(Dataset items)
======
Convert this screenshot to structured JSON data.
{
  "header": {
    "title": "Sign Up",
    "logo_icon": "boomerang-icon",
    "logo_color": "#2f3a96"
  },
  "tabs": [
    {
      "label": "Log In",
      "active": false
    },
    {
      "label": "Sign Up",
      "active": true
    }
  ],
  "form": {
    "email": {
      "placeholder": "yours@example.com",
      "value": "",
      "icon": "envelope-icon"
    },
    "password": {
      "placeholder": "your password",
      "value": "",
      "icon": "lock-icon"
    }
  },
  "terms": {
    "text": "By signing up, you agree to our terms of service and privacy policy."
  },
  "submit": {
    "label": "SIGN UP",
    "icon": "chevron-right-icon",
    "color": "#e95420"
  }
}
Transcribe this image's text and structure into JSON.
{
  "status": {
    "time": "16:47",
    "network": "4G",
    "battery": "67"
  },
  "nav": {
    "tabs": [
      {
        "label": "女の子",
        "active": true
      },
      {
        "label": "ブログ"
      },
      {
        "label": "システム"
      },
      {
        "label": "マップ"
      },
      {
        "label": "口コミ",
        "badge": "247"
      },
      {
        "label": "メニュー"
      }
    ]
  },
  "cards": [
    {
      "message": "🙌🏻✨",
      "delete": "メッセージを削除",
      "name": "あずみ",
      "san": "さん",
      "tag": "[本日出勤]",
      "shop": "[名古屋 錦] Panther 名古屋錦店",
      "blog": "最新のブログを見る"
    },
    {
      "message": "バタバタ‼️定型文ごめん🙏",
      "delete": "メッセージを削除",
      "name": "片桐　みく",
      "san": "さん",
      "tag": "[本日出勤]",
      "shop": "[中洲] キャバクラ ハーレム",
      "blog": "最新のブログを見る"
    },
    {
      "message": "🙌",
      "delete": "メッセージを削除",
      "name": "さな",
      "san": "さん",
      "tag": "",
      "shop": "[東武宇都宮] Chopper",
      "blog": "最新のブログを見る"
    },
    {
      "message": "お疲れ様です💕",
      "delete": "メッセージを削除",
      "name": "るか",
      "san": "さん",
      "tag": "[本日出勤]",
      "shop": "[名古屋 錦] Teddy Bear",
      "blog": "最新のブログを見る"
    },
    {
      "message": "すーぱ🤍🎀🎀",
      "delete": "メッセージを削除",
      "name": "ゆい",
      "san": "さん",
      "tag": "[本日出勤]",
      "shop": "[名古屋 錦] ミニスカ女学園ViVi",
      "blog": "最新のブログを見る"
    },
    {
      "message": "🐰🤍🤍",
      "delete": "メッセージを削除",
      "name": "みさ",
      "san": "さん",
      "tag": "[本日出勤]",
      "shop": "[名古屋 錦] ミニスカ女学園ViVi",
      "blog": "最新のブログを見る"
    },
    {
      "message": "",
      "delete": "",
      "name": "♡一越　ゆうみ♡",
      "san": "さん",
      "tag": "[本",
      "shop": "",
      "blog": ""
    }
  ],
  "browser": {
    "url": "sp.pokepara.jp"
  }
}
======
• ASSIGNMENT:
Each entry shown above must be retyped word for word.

• EXERCISE ANSWER:
Convert this screenshot to structured JSON data.
{
  "header": {
    "title": "Sign Up",
    "logo_icon": "boomerang-icon",
    "logo_color": "#2f3a96"
  },
  "tabs": [
    {
      "label": "Log In",
      "active": false
    },
    {
      "label": "Sign Up",
      "active": true
    }
  ],
  "form": {
    "email": {
      "placeholder": "yours@example.com",
      "value": "",
      "icon": "envelope-icon"
    },
    "password": {
      "placeholder": "your password",
      "value": "",
      "icon": "lock-icon"
    }
  },
  "terms": {
    "text": "By signing up, you agree to our terms of service and privacy policy."
  },
  "submit": {
    "label": "SIGN UP",
    "icon": "chevron-right-icon",
    "color": "#e95420"
  }
}
Transcribe this image's text and structure into JSON.
{
  "status": {
    "time": "16:47",
    "network": "4G",
    "battery": "67"
  },
  "nav": {
    "tabs": [
      {
        "label": "女の子",
        "active": true
      },
      {
        "label": "ブログ"
      },
      {
        "label": "システム"
      },
      {
        "label": "マップ"
      },
      {
        "label": "口コミ",
        "badge": "247"
      },
      {
        "label": "メニュー"
      }
    ]
  },
  "cards": [
    {
      "message": "🙌🏻✨",
      "delete": "メッセージを削除",
      "name": "あずみ",
      "san": "さん",
      "tag": "[本日出勤]",
      "shop": "[名古屋 錦] Panther 名古屋錦店",
      "blog": "最新のブログを見る"
    },
    {
      "message": "バタバタ‼️定型文ごめん🙏",
      "delete": "メッセージを削除",
      "name": "片桐　みく",
      "san": "さん",
      "tag": "[本日出勤]",
      "shop": "[中洲] キャバクラ ハーレム",
      "blog": "最新のブログを見る"
    },
    {
      "message": "🙌",
      "delete": "メッセージを削除",
      "name": "さな",
      "san": "さん",
      "tag": "",
      "shop": "[東武宇都宮] Chopper",
      "blog": "最新のブログを見る"
    },
    {
      "message": "お疲れ様です💕",
      "delete": "メッセージを削除",
      "name": "るか",
      "san": "さん",
      "tag": "[本日出勤]",
      "shop": "[名古屋 錦] Teddy Bear",
      "blog": "最新のブログを見る"
    },
    {
      "message": "すーぱ🤍🎀🎀",
      "delete": "メッセージを削除",
      "name": "ゆい",
      "san": "さん",
      "tag": "[本日出勤]",
      "shop": "[名古屋 錦] ミニスカ女学園ViVi",
      "blog": "最新のブログを見る"
    },
    {
      "message": "🐰🤍🤍",
      "delete": "メッセージを削除",
      "name": "みさ",
      "san": "さん",
      "tag": "[本日出勤]",
      "shop": "[名古屋 錦] ミニスカ女学園ViVi",
      "blog": "最新のブログを見る"
    },
    {
      "message": "",
      "delete": "",
      "name": "♡一越　ゆうみ♡",
      "san": "さん",
      "tag": "[本",
      "shop": "",
      "blog": ""
    }
  ],
  "browser": {
    "url": "sp.pokepara.jp"
  }
}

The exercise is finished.